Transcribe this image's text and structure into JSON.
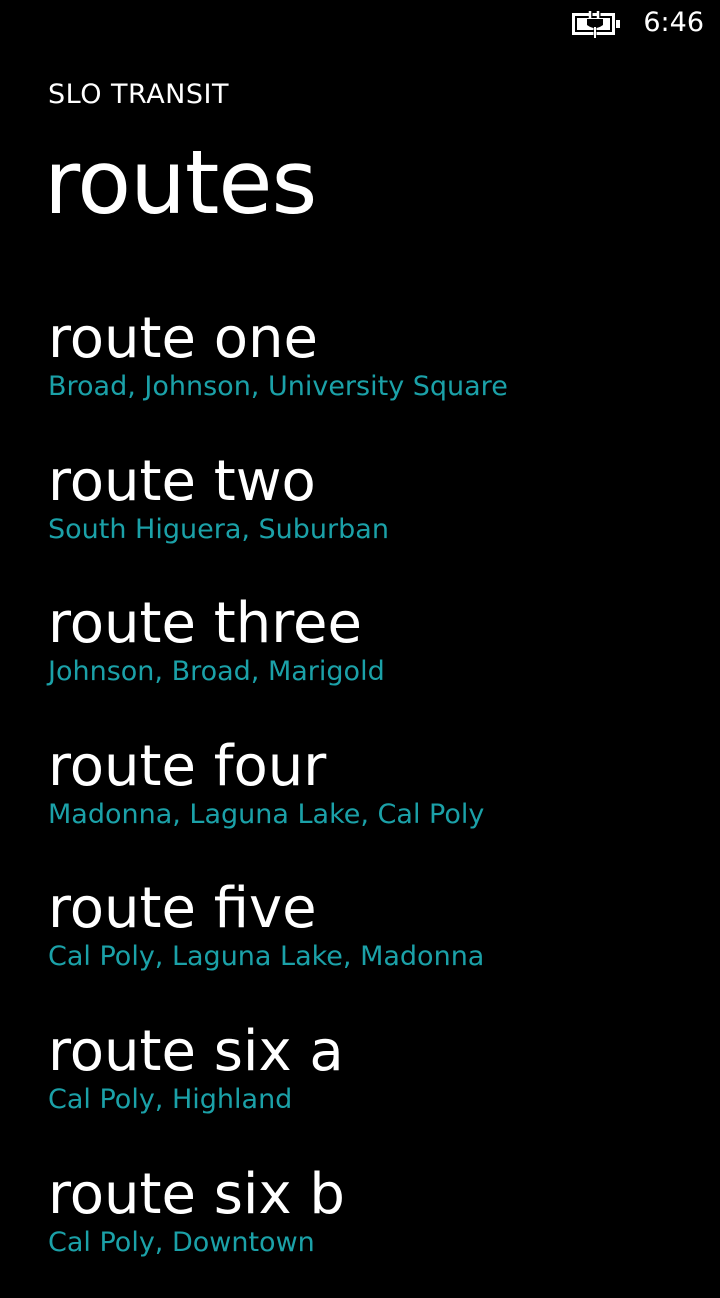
{
  "status_bar": {
    "battery_icon": "battery-charging-icon",
    "time": "6:46"
  },
  "header": {
    "app_title": "SLO TRANSIT",
    "page_title": "routes"
  },
  "colors": {
    "background": "#000000",
    "text": "#ffffff",
    "accent": "#1ba1a8"
  },
  "routes": [
    {
      "name": "route one",
      "stops": "Broad, Johnson, University Square"
    },
    {
      "name": "route two",
      "stops": "South Higuera, Suburban"
    },
    {
      "name": "route three",
      "stops": "Johnson, Broad, Marigold"
    },
    {
      "name": "route four",
      "stops": "Madonna, Laguna Lake, Cal Poly"
    },
    {
      "name": "route five",
      "stops": "Cal Poly, Laguna Lake, Madonna"
    },
    {
      "name": "route six a",
      "stops": "Cal Poly, Highland"
    },
    {
      "name": "route six b",
      "stops": "Cal Poly, Downtown"
    }
  ]
}
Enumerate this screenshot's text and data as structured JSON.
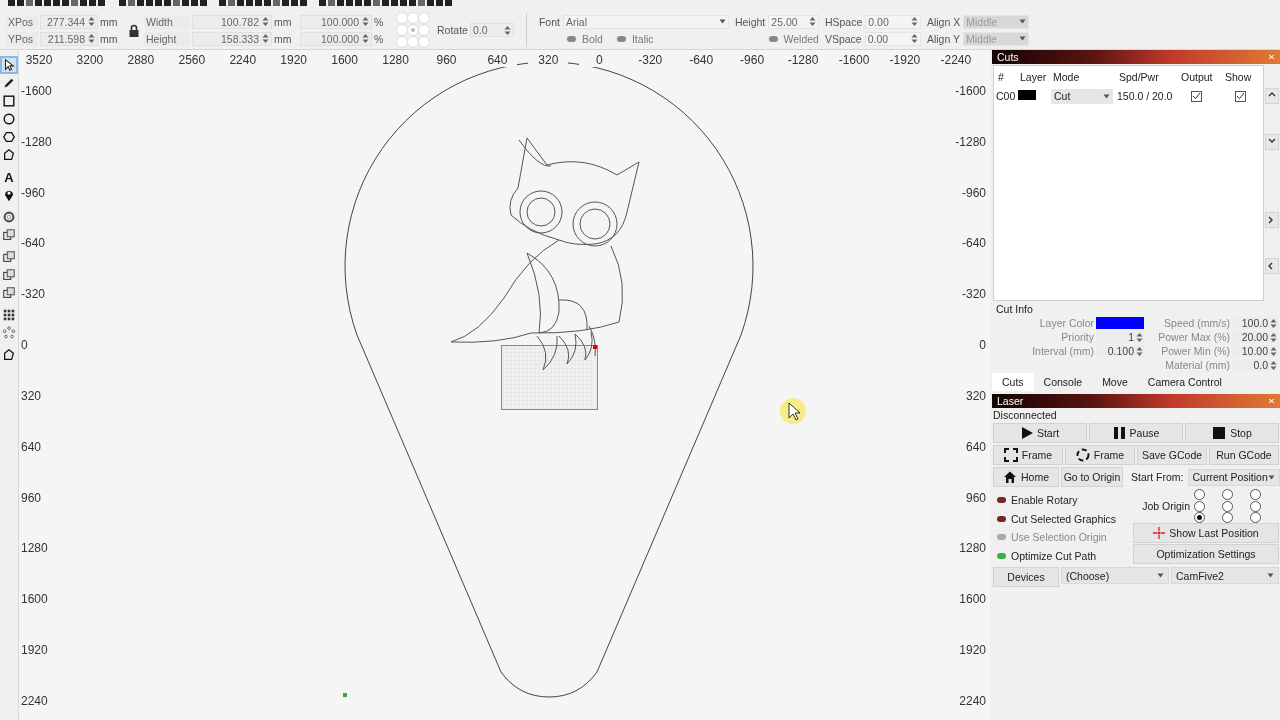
{
  "transform": {
    "rows": [
      [
        {
          "label": "XPos",
          "value": "277.344",
          "unit": "mm"
        },
        {
          "label": "Width",
          "value": "100.782",
          "unit": "mm"
        },
        {
          "value": "100.000",
          "unit": "%"
        }
      ],
      [
        {
          "label": "YPos",
          "value": "211.598",
          "unit": "mm"
        },
        {
          "label": "Height",
          "value": "158.333",
          "unit": "mm"
        },
        {
          "value": "100.000",
          "unit": "%"
        }
      ]
    ],
    "locked": true,
    "anchor": [
      {
        "selected": false
      },
      {
        "selected": false
      },
      {
        "selected": false
      },
      {
        "selected": false
      },
      {
        "selected": true
      },
      {
        "selected": false
      },
      {
        "selected": false
      },
      {
        "selected": false
      },
      {
        "selected": false
      }
    ],
    "rotate": {
      "label": "Rotate",
      "value": "0.0"
    }
  },
  "text_options": {
    "font": {
      "label": "Font",
      "value": "Arial"
    },
    "height": {
      "label": "Height",
      "value": "25.00"
    },
    "hspace": {
      "label": "HSpace",
      "value": "0.00"
    },
    "vspace": {
      "label": "VSpace",
      "value": "0.00"
    },
    "align_x": {
      "label": "Align X",
      "value": "Middle",
      "disabled": true
    },
    "align_y": {
      "label": "Align Y",
      "value": "Middle",
      "disabled": true
    },
    "toggles": [
      {
        "label": "Bold",
        "on": false
      },
      {
        "label": "Italic",
        "on": false
      },
      {
        "label": "Welded",
        "on": false
      }
    ]
  },
  "tool_groups": [
    [
      {
        "kind": "select",
        "selected": true
      },
      {
        "kind": "pencil",
        "selected": false
      },
      {
        "kind": "rectangle",
        "selected": false
      },
      {
        "kind": "ellipse",
        "selected": false
      },
      {
        "kind": "hexagon",
        "selected": false
      },
      {
        "kind": "pentagon",
        "selected": false
      }
    ],
    [
      {
        "kind": "text",
        "glyph": "A",
        "selected": false
      },
      {
        "kind": "pin",
        "selected": false
      }
    ],
    [
      {
        "kind": "ring",
        "selected": false
      },
      {
        "kind": "squares",
        "selected": false
      }
    ],
    [
      {
        "kind": "squares",
        "selected": false
      },
      {
        "kind": "squares",
        "selected": false
      },
      {
        "kind": "squares",
        "selected": false
      }
    ],
    [
      {
        "kind": "grid",
        "selected": false
      },
      {
        "kind": "dots_circle",
        "selected": false
      }
    ],
    [
      {
        "kind": "pentagon",
        "selected": false
      }
    ]
  ],
  "canvas": {
    "top_ruler": [
      "3520",
      "3200",
      "2880",
      "2560",
      "2240",
      "1920",
      "1600",
      "1280",
      "960",
      "640",
      "320",
      "0",
      "-320",
      "-640",
      "-960",
      "-1280",
      "-1600",
      "-1920",
      "-2240"
    ],
    "left_ruler": [
      "-1600",
      "-1280",
      "-960",
      "-640",
      "-320",
      "0",
      "320",
      "640",
      "960",
      "1280",
      "1600",
      "1920",
      "2240"
    ],
    "right_ruler": [
      "-1600",
      "-1280",
      "-960",
      "-640",
      "-320",
      "0",
      "320",
      "640",
      "960",
      "1280",
      "1600",
      "1920",
      "2240"
    ]
  },
  "cuts_window": {
    "title": "Cuts",
    "columns": [
      "#",
      "Layer",
      "Mode",
      "Spd/Pwr",
      "Output",
      "Show"
    ],
    "rows": [
      {
        "number": "C00",
        "color": "#000000",
        "mode": "Cut",
        "speed_power": "150.0 / 20.0",
        "output": true,
        "show": true
      }
    ]
  },
  "cut_info": {
    "title": "Cut Info",
    "layer_color": {
      "label": "Layer Color",
      "color": "#0000ff"
    },
    "left_fields": [
      {
        "label": "Priority",
        "value": "1"
      },
      {
        "label": "Interval (mm)",
        "value": "0.100"
      }
    ],
    "right_fields": [
      {
        "label": "Speed (mm/s)",
        "value": "100.0"
      },
      {
        "label": "Power Max (%)",
        "value": "20.00"
      },
      {
        "label": "Power Min (%)",
        "value": "10.00"
      },
      {
        "label": "Material (mm)",
        "value": "0.0"
      }
    ]
  },
  "dock_tabs": [
    {
      "label": "Cuts",
      "selected": true
    },
    {
      "label": "Console",
      "selected": false
    },
    {
      "label": "Move",
      "selected": false
    },
    {
      "label": "Camera Control",
      "selected": false
    }
  ],
  "laser": {
    "title": "Laser",
    "status": "Disconnected",
    "button_rows": [
      [
        {
          "kind": "start",
          "label": "Start"
        },
        {
          "kind": "pause",
          "label": "Pause"
        },
        {
          "kind": "stop",
          "label": "Stop"
        }
      ],
      [
        {
          "kind": "frame_rect",
          "label": "Frame"
        },
        {
          "kind": "frame_circle",
          "label": "Frame"
        },
        {
          "kind": "plain",
          "label": "Save GCode"
        },
        {
          "kind": "plain",
          "label": "Run GCode"
        }
      ],
      [
        {
          "kind": "home",
          "label": "Home"
        },
        {
          "kind": "plain",
          "label": "Go to Origin"
        }
      ]
    ],
    "start_from": {
      "label": "Start From:",
      "value": "Current Position"
    },
    "options": [
      {
        "label": "Enable Rotary",
        "on": false,
        "disabled": false
      },
      {
        "label": "Cut Selected Graphics",
        "on": false,
        "disabled": false
      },
      {
        "label": "Use Selection Origin",
        "on": false,
        "disabled": true
      },
      {
        "label": "Optimize Cut Path",
        "on": true,
        "disabled": false
      }
    ],
    "job_origin": {
      "label": "Job Origin",
      "points": [
        {
          "selected": false
        },
        {
          "selected": false
        },
        {
          "selected": false
        },
        {
          "selected": false
        },
        {
          "selected": false
        },
        {
          "selected": false
        },
        {
          "selected": true
        },
        {
          "selected": false
        },
        {
          "selected": false
        }
      ]
    },
    "side_buttons": [
      {
        "kind": "crosshair",
        "label": "Show Last Position"
      },
      {
        "kind": "plain",
        "label": "Optimization Settings"
      }
    ],
    "devices": {
      "label": "Devices",
      "port": "(Choose)",
      "device": "CamFive2"
    }
  }
}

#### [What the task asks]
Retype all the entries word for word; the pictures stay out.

#### [Response to the task]
Transcribe this image's text and structure into JSON.
{
  "status_bar": {
    "battery_icon": "battery-charging-icon",
    "time": "6:46"
  },
  "header": {
    "app_title": "SLO TRANSIT",
    "page_title": "routes"
  },
  "colors": {
    "background": "#000000",
    "text": "#ffffff",
    "accent": "#1ba1a8"
  },
  "routes": [
    {
      "name": "route one",
      "stops": "Broad, Johnson, University Square"
    },
    {
      "name": "route two",
      "stops": "South Higuera, Suburban"
    },
    {
      "name": "route three",
      "stops": "Johnson, Broad, Marigold"
    },
    {
      "name": "route four",
      "stops": "Madonna, Laguna Lake, Cal Poly"
    },
    {
      "name": "route five",
      "stops": "Cal Poly, Laguna Lake, Madonna"
    },
    {
      "name": "route six a",
      "stops": "Cal Poly, Highland"
    },
    {
      "name": "route six b",
      "stops": "Cal Poly, Downtown"
    }
  ]
}
Enumerate this screenshot's text and data as structured JSON.
{
  "transform": {
    "rows": [
      [
        {
          "label": "XPos",
          "value": "277.344",
          "unit": "mm"
        },
        {
          "label": "Width",
          "value": "100.782",
          "unit": "mm"
        },
        {
          "value": "100.000",
          "unit": "%"
        }
      ],
      [
        {
          "label": "YPos",
          "value": "211.598",
          "unit": "mm"
        },
        {
          "label": "Height",
          "value": "158.333",
          "unit": "mm"
        },
        {
          "value": "100.000",
          "unit": "%"
        }
      ]
    ],
    "locked": true,
    "anchor": [
      {
        "selected": false
      },
      {
        "selected": false
      },
      {
        "selected": false
      },
      {
        "selected": false
      },
      {
        "selected": true
      },
      {
        "selected": false
      },
      {
        "selected": false
      },
      {
        "selected": false
      },
      {
        "selected": false
      }
    ],
    "rotate": {
      "label": "Rotate",
      "value": "0.0"
    }
  },
  "text_options": {
    "font": {
      "label": "Font",
      "value": "Arial"
    },
    "height": {
      "label": "Height",
      "value": "25.00"
    },
    "hspace": {
      "label": "HSpace",
      "value": "0.00"
    },
    "vspace": {
      "label": "VSpace",
      "value": "0.00"
    },
    "align_x": {
      "label": "Align X",
      "value": "Middle",
      "disabled": true
    },
    "align_y": {
      "label": "Align Y",
      "value": "Middle",
      "disabled": true
    },
    "toggles": [
      {
        "label": "Bold",
        "on": false
      },
      {
        "label": "Italic",
        "on": false
      },
      {
        "label": "Welded",
        "on": false
      }
    ]
  },
  "tool_groups": [
    [
      {
        "kind": "select",
        "selected": true
      },
      {
        "kind": "pencil",
        "selected": false
      },
      {
        "kind": "rectangle",
        "selected": false
      },
      {
        "kind": "ellipse",
        "selected": false
      },
      {
        "kind": "hexagon",
        "selected": false
      },
      {
        "kind": "pentagon",
        "selected": false
      }
    ],
    [
      {
        "kind": "text",
        "glyph": "A",
        "selected": false
      },
      {
        "kind": "pin",
        "selected": false
      }
    ],
    [
      {
        "kind": "ring",
        "selected": false
      },
      {
        "kind": "squares",
        "selected": false
      }
    ],
    [
      {
        "kind": "squares",
        "selected": false
      },
      {
        "kind": "squares",
        "selected": false
      },
      {
        "kind": "squares",
        "selected": false
      }
    ],
    [
      {
        "kind": "grid",
        "selected": false
      },
      {
        "kind": "dots_circle",
        "selected": false
      }
    ],
    [
      {
        "kind": "pentagon",
        "selected": false
      }
    ]
  ],
  "canvas": {
    "top_ruler": [
      "3520",
      "3200",
      "2880",
      "2560",
      "2240",
      "1920",
      "1600",
      "1280",
      "960",
      "640",
      "320",
      "0",
      "-320",
      "-640",
      "-960",
      "-1280",
      "-1600",
      "-1920",
      "-2240"
    ],
    "left_ruler": [
      "-1600",
      "-1280",
      "-960",
      "-640",
      "-320",
      "0",
      "320",
      "640",
      "960",
      "1280",
      "1600",
      "1920",
      "2240"
    ],
    "right_ruler": [
      "-1600",
      "-1280",
      "-960",
      "-640",
      "-320",
      "0",
      "320",
      "640",
      "960",
      "1280",
      "1600",
      "1920",
      "2240"
    ]
  },
  "cuts_window": {
    "title": "Cuts",
    "columns": [
      "#",
      "Layer",
      "Mode",
      "Spd/Pwr",
      "Output",
      "Show"
    ],
    "rows": [
      {
        "number": "C00",
        "color": "#000000",
        "mode": "Cut",
        "speed_power": "150.0 / 20.0",
        "output": true,
        "show": true
      }
    ]
  },
  "cut_info": {
    "title": "Cut Info",
    "layer_color": {
      "label": "Layer Color",
      "color": "#0000ff"
    },
    "left_fields": [
      {
        "label": "Priority",
        "value": "1"
      },
      {
        "label": "Interval (mm)",
        "value": "0.100"
      }
    ],
    "right_fields": [
      {
        "label": "Speed (mm/s)",
        "value": "100.0"
      },
      {
        "label": "Power Max (%)",
        "value": "20.00"
      },
      {
        "label": "Power Min (%)",
        "value": "10.00"
      },
      {
        "label": "Material (mm)",
        "value": "0.0"
      }
    ]
  },
  "dock_tabs": [
    {
      "label": "Cuts",
      "selected": true
    },
    {
      "label": "Console",
      "selected": false
    },
    {
      "label": "Move",
      "selected": false
    },
    {
      "label": "Camera Control",
      "selected": false
    }
  ],
  "laser": {
    "title": "Laser",
    "status": "Disconnected",
    "button_rows": [
      [
        {
          "kind": "start",
          "label": "Start"
        },
        {
          "kind": "pause",
          "label": "Pause"
        },
        {
          "kind": "stop",
          "label": "Stop"
        }
      ],
      [
        {
          "kind": "frame_rect",
          "label": "Frame"
        },
        {
          "kind": "frame_circle",
          "label": "Frame"
        },
        {
          "kind": "plain",
          "label": "Save GCode"
        },
        {
          "kind": "plain",
          "label": "Run GCode"
        }
      ],
      [
        {
          "kind": "home",
          "label": "Home"
        },
        {
          "kind": "plain",
          "label": "Go to Origin"
        }
      ]
    ],
    "start_from": {
      "label": "Start From:",
      "value": "Current Position"
    },
    "options": [
      {
        "label": "Enable Rotary",
        "on": false,
        "disabled": false
      },
      {
        "label": "Cut Selected Graphics",
        "on": false,
        "disabled": false
      },
      {
        "label": "Use Selection Origin",
        "on": false,
        "disabled": true
      },
      {
        "label": "Optimize Cut Path",
        "on": true,
        "disabled": false
      }
    ],
    "job_origin": {
      "label": "Job Origin",
      "points": [
        {
          "selected": false
        },
        {
          "selected": false
        },
        {
          "selected": false
        },
        {
          "selected": false
        },
        {
          "selected": false
        },
        {
          "selected": false
        },
        {
          "selected": true
        },
        {
          "selected": false
        },
        {
          "selected": false
        }
      ]
    },
    "side_buttons": [
      {
        "kind": "crosshair",
        "label": "Show Last Position"
      },
      {
        "kind": "plain",
        "label": "Optimization Settings"
      }
    ],
    "devices": {
      "label": "Devices",
      "port": "(Choose)",
      "device": "CamFive2"
    }
  }
}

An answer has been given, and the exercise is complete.